This was a bad day to inconvenience a beaver who might have to swim all the way up to the upper pond to find a safe haven. So I waded through the shallow water below the leaking upper dam. No sign of beavers there, nor much work on the dam. There was one little dollop of mud on the dam, and at the south end a few nibbled sticks. It looked like the muskrats had improved a burrow just behind this activity, so perhaps they, and not the beavers, did the gnawing.

I had my camera ready when I walked up to Lost Swamp Pond dam expecting to see ducks taking shelter from the wind. I did, and I think they were the ring-necks I have been looking for, but they were too far away for a good photo. While there were no new otter scats, there was a spread of mud by a beaver, I suspect,

since one dollop of mud seemed beyond the capacity of a muskrat.

Then down along the north shore of the pond, I saw that they had dragged a pine branch, brought down by the wind, I assume, into the water and had stripped off some bark and nibbled on some boughs. A beaver also put mud on a mound of grass
near by.

It was nice to see a beaver taking advantage of a windfall, often they don't. The Big Pond had a number of ducks on it, maybe ring-necks again, and a smaller, diving duck, with a white patch below the eye. Almost like wood ducks, but they don't
dive and the ducks I was watching flew off quietly. Still no patching of the dam, but there was one push of mud and grass right in the middle of the major leak over the dam.

However, this might not have been the work of a muskrat push up some mud and grass over a hole in a dam. I should add that I am flushing wood ducks just about from ever pond I approach.

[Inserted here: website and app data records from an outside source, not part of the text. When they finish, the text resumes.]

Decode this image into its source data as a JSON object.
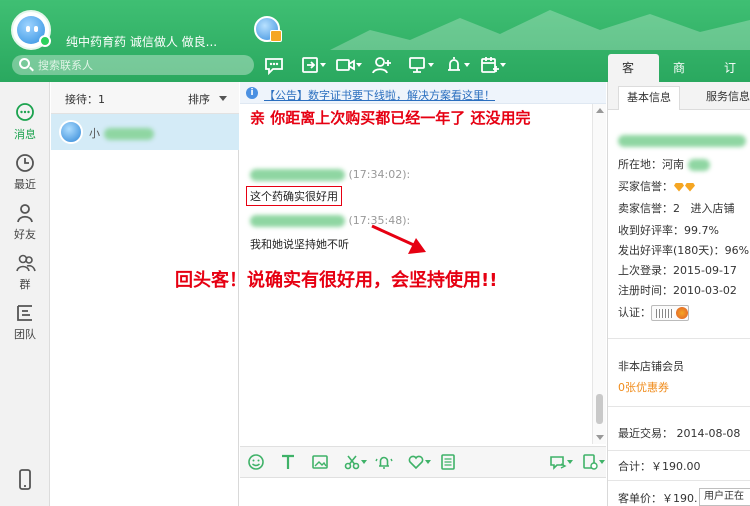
{
  "header": {
    "shop_name": "纯中药育药  诚信做人 做良...",
    "search_placeholder": "搜索联系人"
  },
  "right_tabs": [
    "客户",
    "商品",
    "订"
  ],
  "sidebar": {
    "items": [
      {
        "label": "消息"
      },
      {
        "label": "最近"
      },
      {
        "label": "好友"
      },
      {
        "label": "群"
      },
      {
        "label": "团队"
      }
    ]
  },
  "contacts": {
    "reception_label": "接待：1",
    "sort_label": "排序",
    "items": [
      {
        "name": "小"
      }
    ]
  },
  "chat": {
    "notice": "【公告】数字证书要下线啦，解决方案看这里！",
    "red_note": "亲  你距离上次购买都已经一年了  还没用完",
    "messages": [
      {
        "time": "(17:34:02):",
        "text": "这个药确实很好用"
      },
      {
        "time": "(17:35:48):",
        "text": "我和她说坚持她不听"
      }
    ],
    "callout": "回头客！说确实有很好用，会坚持使用!!"
  },
  "customer_panel": {
    "tabs": [
      "基本信息",
      "服务信息"
    ],
    "location": "所在地：河南",
    "buyer_credit": "买家信誉：",
    "seller_credit": "卖家信誉：2",
    "enter_shop": "进入店铺",
    "received_rate": "收到好评率：99.7%",
    "sent_rate": "发出好评率(180天)：96%",
    "last_login": "上次登录：2015-09-17",
    "registered": "注册时间：2010-03-02",
    "auth": "认证：",
    "member": "非本店铺会员",
    "coupons": "0张优惠券",
    "last_trade": "最近交易：  2014-08-08",
    "total": "合计：￥190.00",
    "unit_price": "客单价：￥190.",
    "tooltip": "用户正在"
  },
  "colors": {
    "brand": "#2aa85f",
    "alert": "#e60012",
    "link": "#2b6fbf",
    "selected_row": "#d4ebf7",
    "coupon": "#f08c1c"
  }
}
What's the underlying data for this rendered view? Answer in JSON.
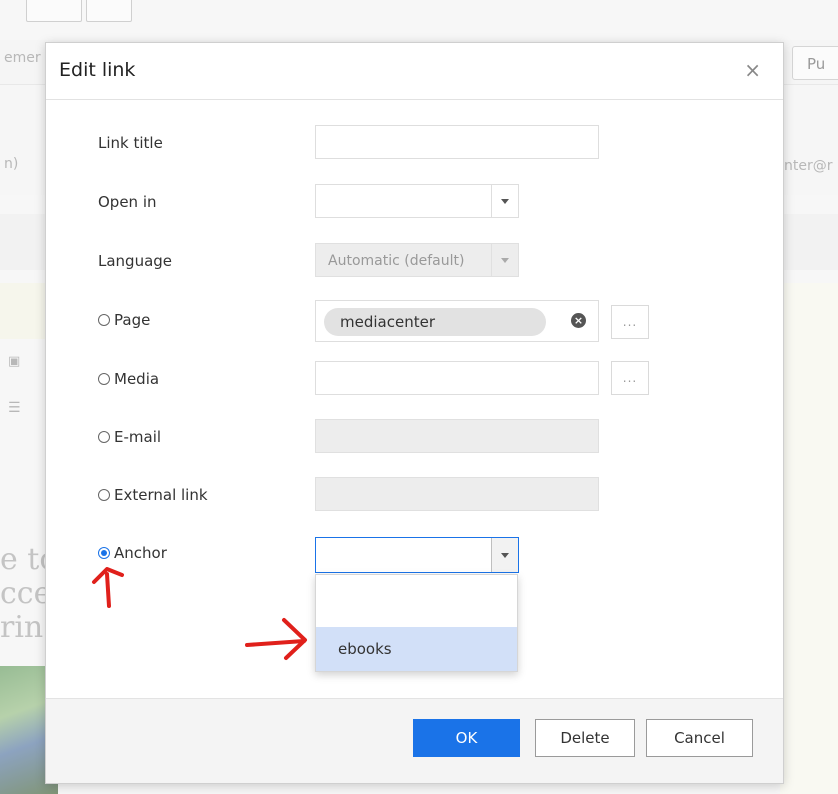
{
  "background": {
    "left_snippet": "emer",
    "left_dropdown": "n)",
    "right_email_fragment": "nter@r",
    "publish_fragment": "Pu",
    "serif_lines": [
      "e to",
      "cce",
      "rin"
    ]
  },
  "dialog": {
    "title": "Edit link",
    "close_glyph": "×",
    "fields": {
      "link_title": {
        "label": "Link title",
        "value": ""
      },
      "open_in": {
        "label": "Open in",
        "value": ""
      },
      "language": {
        "label": "Language",
        "value": "Automatic (default)"
      },
      "page": {
        "label": "Page",
        "value": "mediacenter",
        "clear_glyph": "×",
        "browse_label": "..."
      },
      "media": {
        "label": "Media",
        "value": "",
        "browse_label": "..."
      },
      "email": {
        "label": "E-mail",
        "value": ""
      },
      "external_link": {
        "label": "External link",
        "value": ""
      },
      "anchor": {
        "label": "Anchor",
        "value": "",
        "selected": true
      }
    },
    "anchor_options": [
      "",
      "ebooks"
    ],
    "buttons": {
      "ok": "OK",
      "delete": "Delete",
      "cancel": "Cancel"
    }
  },
  "colors": {
    "primary": "#1a73e8",
    "highlight": "#d2e0f8",
    "annotation": "#e0201b"
  }
}
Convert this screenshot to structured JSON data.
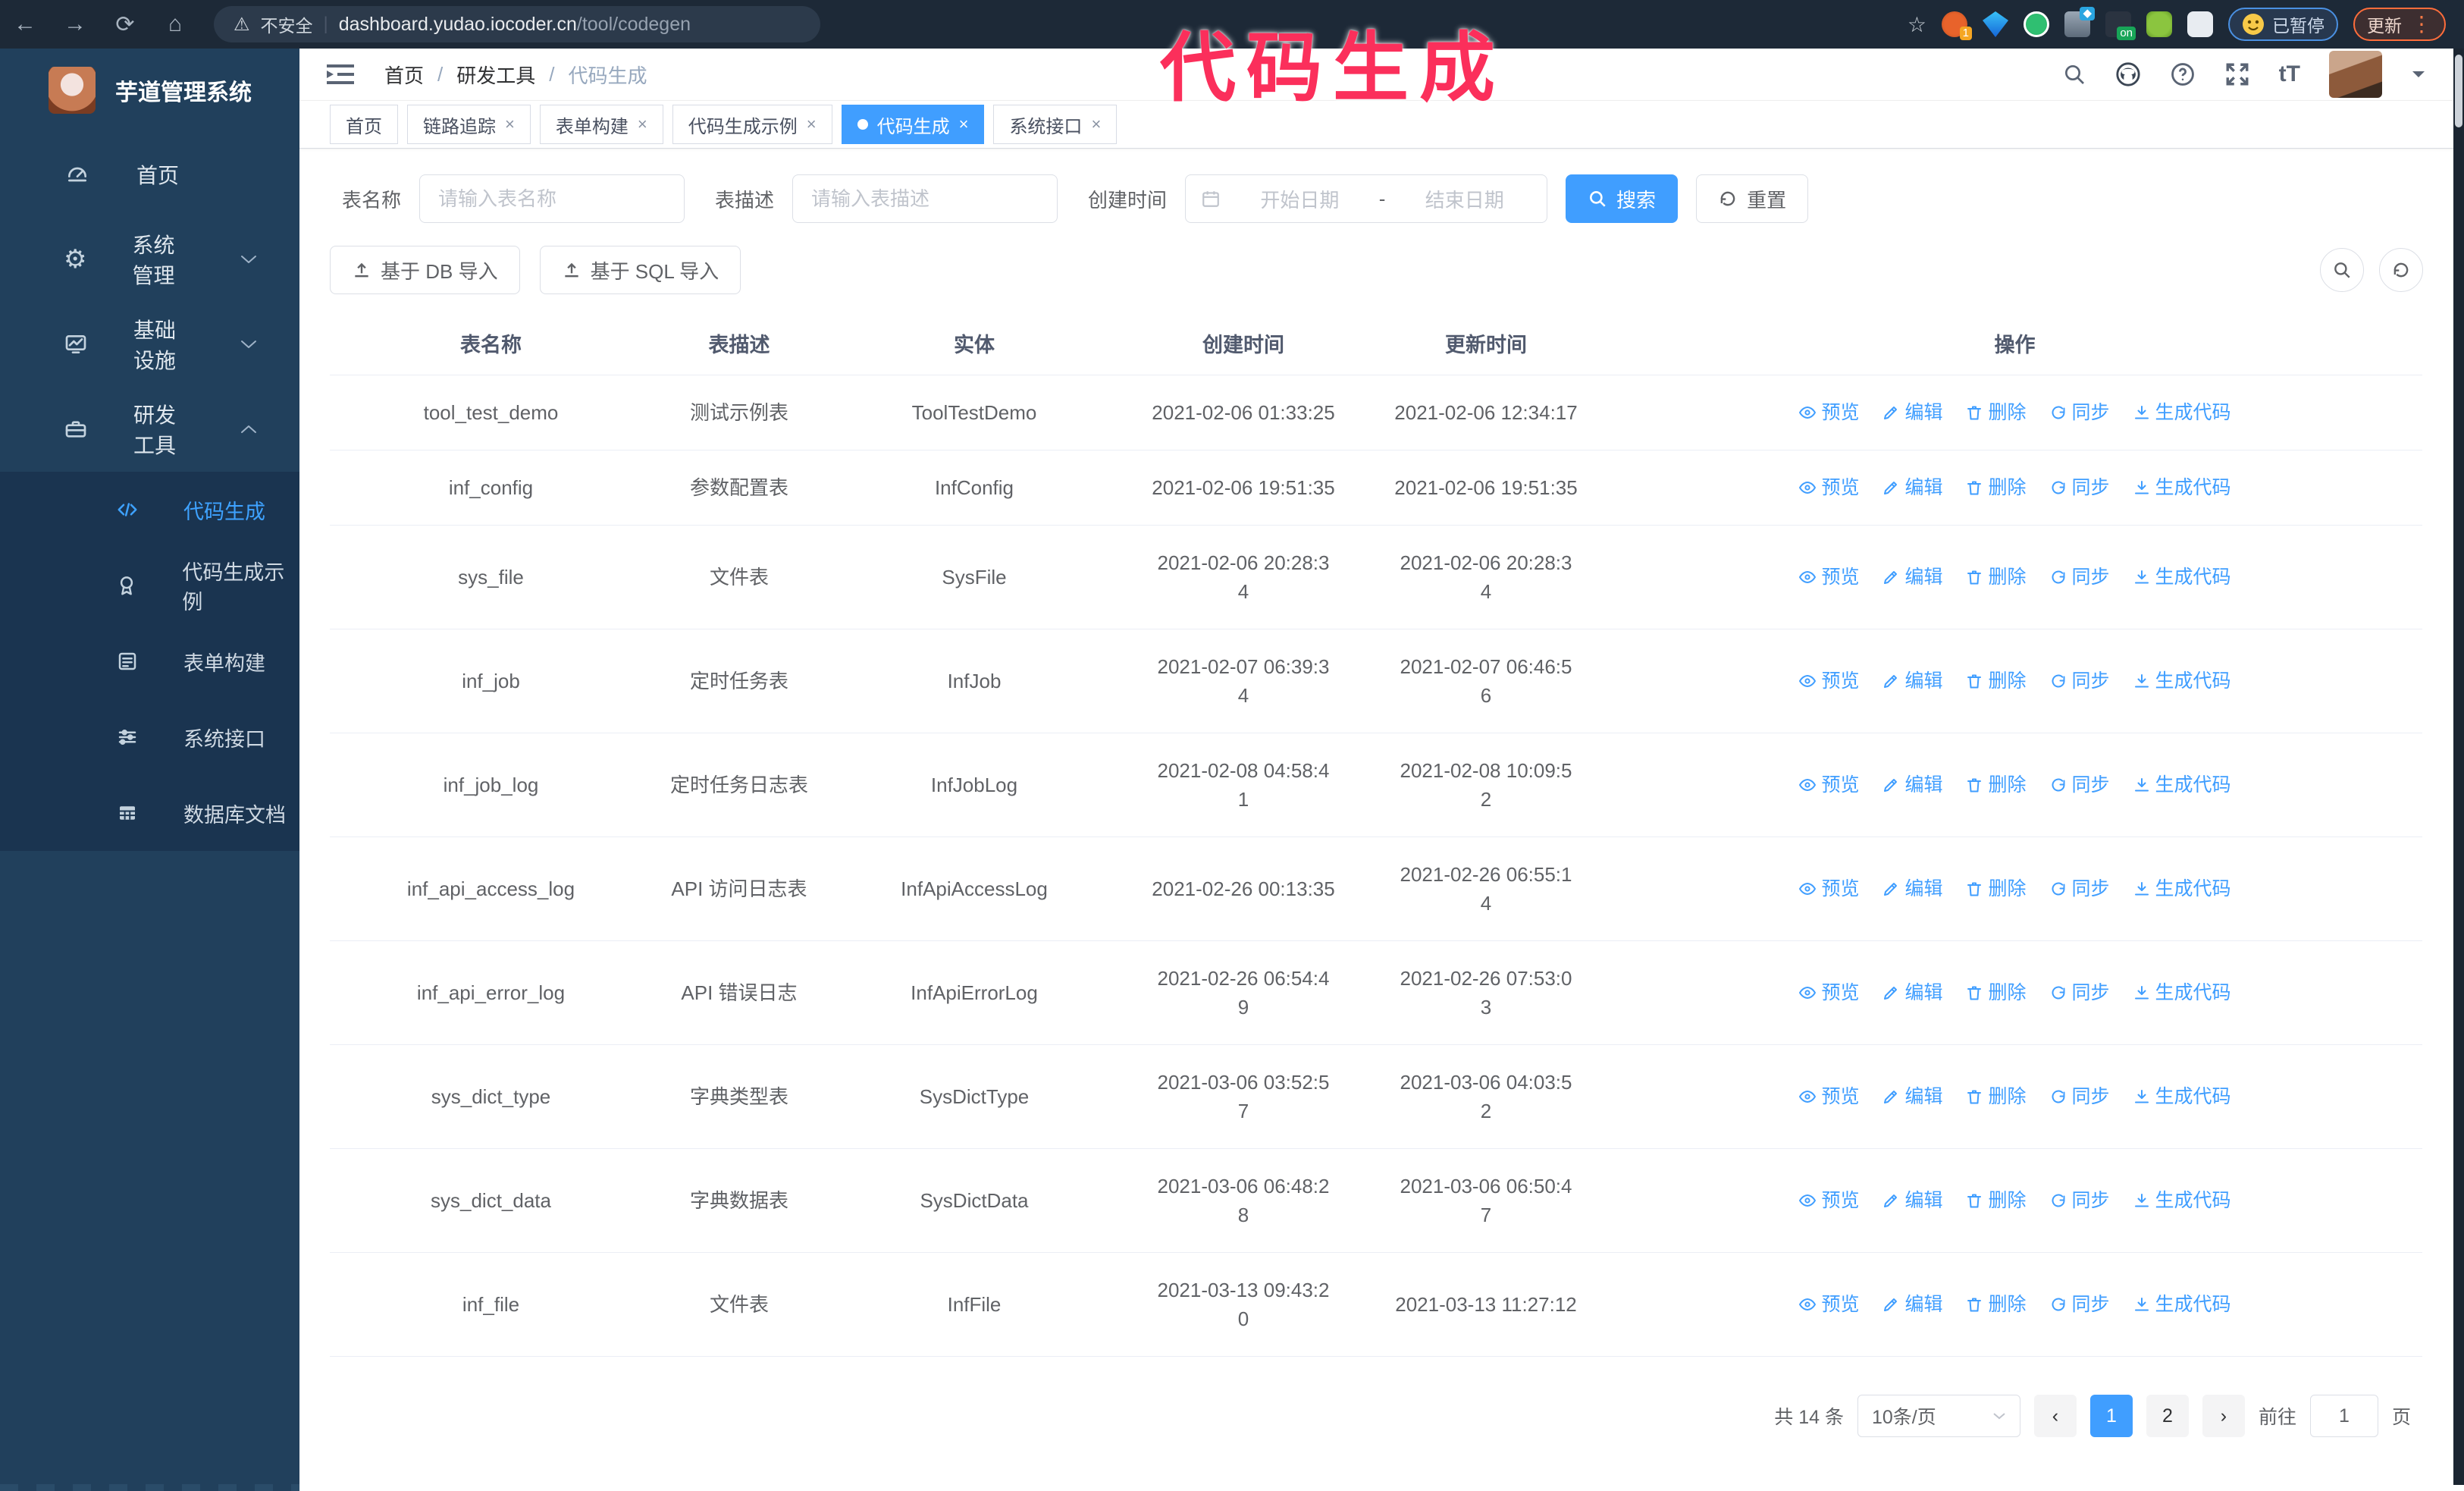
{
  "browser": {
    "security_warning": "不安全",
    "url_host": "dashboard.yudao.iocoder.cn",
    "url_path": "/tool/codegen",
    "paused_badge": "已暂停",
    "update_button": "更新"
  },
  "watermark": "代码生成",
  "colors": {
    "accent": "#409eff",
    "sidebar_bg": "#21405c",
    "submenu_bg": "#1a3450",
    "watermark_pink": "#fb2f5b"
  },
  "sidebar": {
    "title": "芋道管理系统",
    "items": [
      {
        "label": "首页",
        "icon": "dashboard-icon",
        "chevron": ""
      },
      {
        "label": "系统管理",
        "icon": "gear-icon",
        "chevron": "down"
      },
      {
        "label": "基础设施",
        "icon": "monitor-icon",
        "chevron": "down"
      },
      {
        "label": "研发工具",
        "icon": "toolbox-icon",
        "chevron": "up"
      }
    ],
    "submenu": [
      {
        "label": "代码生成",
        "icon": "code-icon",
        "active": true
      },
      {
        "label": "代码生成示例",
        "icon": "example-icon",
        "active": false
      },
      {
        "label": "表单构建",
        "icon": "form-icon",
        "active": false
      },
      {
        "label": "系统接口",
        "icon": "api-icon",
        "active": false
      },
      {
        "label": "数据库文档",
        "icon": "database-icon",
        "active": false
      }
    ]
  },
  "header": {
    "breadcrumb": [
      "首页",
      "研发工具",
      "代码生成"
    ]
  },
  "tabs": [
    {
      "label": "首页",
      "closable": false,
      "active": false
    },
    {
      "label": "链路追踪",
      "closable": true,
      "active": false
    },
    {
      "label": "表单构建",
      "closable": true,
      "active": false
    },
    {
      "label": "代码生成示例",
      "closable": true,
      "active": false
    },
    {
      "label": "代码生成",
      "closable": true,
      "active": true
    },
    {
      "label": "系统接口",
      "closable": true,
      "active": false
    }
  ],
  "filters": {
    "name_label": "表名称",
    "name_placeholder": "请输入表名称",
    "desc_label": "表描述",
    "desc_placeholder": "请输入表描述",
    "time_label": "创建时间",
    "start_placeholder": "开始日期",
    "range_separator": "-",
    "end_placeholder": "结束日期",
    "search_label": "搜索",
    "reset_label": "重置"
  },
  "toolbar": {
    "import_db_label": "基于 DB 导入",
    "import_sql_label": "基于 SQL 导入"
  },
  "table": {
    "columns": [
      "表名称",
      "表描述",
      "实体",
      "创建时间",
      "更新时间",
      "操作"
    ],
    "actions": [
      {
        "label": "预览",
        "icon": "eye-icon"
      },
      {
        "label": "编辑",
        "icon": "edit-icon"
      },
      {
        "label": "删除",
        "icon": "delete-icon"
      },
      {
        "label": "同步",
        "icon": "sync-icon"
      },
      {
        "label": "生成代码",
        "icon": "download-icon"
      }
    ],
    "rows": [
      {
        "name": "tool_test_demo",
        "desc": "测试示例表",
        "entity": "ToolTestDemo",
        "created": "2021-02-06 01:33:25",
        "updated": "2021-02-06 12:34:17"
      },
      {
        "name": "inf_config",
        "desc": "参数配置表",
        "entity": "InfConfig",
        "created": "2021-02-06 19:51:35",
        "updated": "2021-02-06 19:51:35"
      },
      {
        "name": "sys_file",
        "desc": "文件表",
        "entity": "SysFile",
        "created": "2021-02-06 20:28:3\n4",
        "updated": "2021-02-06 20:28:3\n4"
      },
      {
        "name": "inf_job",
        "desc": "定时任务表",
        "entity": "InfJob",
        "created": "2021-02-07 06:39:3\n4",
        "updated": "2021-02-07 06:46:5\n6"
      },
      {
        "name": "inf_job_log",
        "desc": "定时任务日志表",
        "entity": "InfJobLog",
        "created": "2021-02-08 04:58:4\n1",
        "updated": "2021-02-08 10:09:5\n2"
      },
      {
        "name": "inf_api_access_log",
        "desc": "API 访问日志表",
        "entity": "InfApiAccessLog",
        "created": "2021-02-26 00:13:35",
        "updated": "2021-02-26 06:55:1\n4"
      },
      {
        "name": "inf_api_error_log",
        "desc": "API 错误日志",
        "entity": "InfApiErrorLog",
        "created": "2021-02-26 06:54:4\n9",
        "updated": "2021-02-26 07:53:0\n3"
      },
      {
        "name": "sys_dict_type",
        "desc": "字典类型表",
        "entity": "SysDictType",
        "created": "2021-03-06 03:52:5\n7",
        "updated": "2021-03-06 04:03:5\n2"
      },
      {
        "name": "sys_dict_data",
        "desc": "字典数据表",
        "entity": "SysDictData",
        "created": "2021-03-06 06:48:2\n8",
        "updated": "2021-03-06 06:50:4\n7"
      },
      {
        "name": "inf_file",
        "desc": "文件表",
        "entity": "InfFile",
        "created": "2021-03-13 09:43:2\n0",
        "updated": "2021-03-13 11:27:12"
      }
    ]
  },
  "pagination": {
    "total": "共 14 条",
    "page_size": "10条/页",
    "pages": [
      "1",
      "2"
    ],
    "active_page": "1",
    "goto_label": "前往",
    "goto_value": "1",
    "page_label": "页"
  }
}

I was disappointed but not surprised that I didn't see any more otter scats. I still enjoy looking at the ones I discovered two days ago. The cold and wind made the redwinged blackbirds and song sparrows scarce, though I did see a large flock of grackles in the woods at the edge of the golf course.

No comments:

Post a Comment